I heard the example of a farmer in Quebec whose field was being used to grow marijuana. His land was being used without his knowledge and against his will. How is he caught? You indicate that he would be, and I do not understand that.

The witness indicated that that innocent farmer would be caught by this proposed clause, and I would like her to explain that to me.

Ms Boisvert: Usually, the farmer knows what is there, but does not do anything.

Senator Moore: He might know it, but if he is not doing it wilfully, some gang is threatening him.

Ms Boisvert: Not wilfully, but knowingly.

Senator Moore: He might know what is going on in his field, but he is not a willing participant in that crime. How is he caught by that?

Ms Perkins-McVey: Look at the definition of facilitation. Under proposed section 467.1 (2) states that "... facilitation of an offence does not require knowledge of a particular offence the commission of which is facilitated, or that an offence actually be committed."

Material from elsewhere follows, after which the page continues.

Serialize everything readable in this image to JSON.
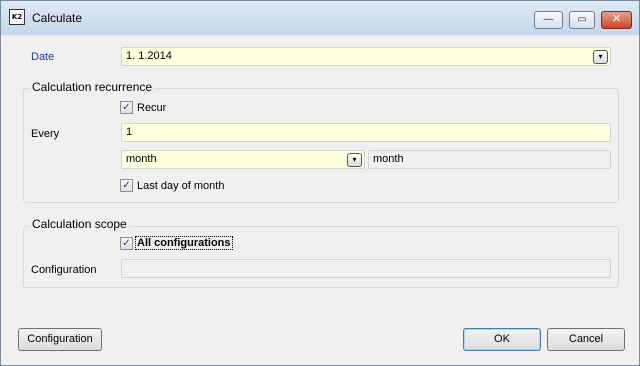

The farmer has been given as an example of a facilitator by the use of the soil in his field. It is not required that he has knowledge of a particular offence that he is facilitating?

The Chairman: Is duress not a defence?

Ms Perkins-McVey: Is it under duress? Duress has a specific legal connotation. You almost have to have a gun to your head in order to make out a duress defence.

Senator Joyal: It is very strong.

Ms Perkins-McVey: It does not necessarily require duress.

Senator Moore: I do not think that a court of law would find that farmer guilty, I am sorry. I think that is a real stretch. I could not see that happening.

Ms Perkins-McVey: If, by legislation, it is possible to catch non-criminal activity by virtue of the definition, then are we not dealing with a problem with a piece of legislation that would be caught under section 7 as being unconstitutional for overbreadth? That is the kind of rationale and analysis that was set out in Sharpe and other recent cases.

Senator Moore: It still goes back to the fact that he is supposed to be doing something for the purpose of contributing or facilitating. He does not have that purpose. That is my point.

The Chairman: I thank the witnesses for coming before us this morning and for staying so long. We must rise at 1:30 and we have one more matter to cover before we go.

We have before us a draft report arising out of our meeting with Mr. Kingsley the other day. We really do not have time to edit it ourselves and see if it agrees with what happened. I will ask you to take it home, keep it confidential and if you have any changes or amendments to make to it, get them to me by Monday morning.

This committee is now adjourned.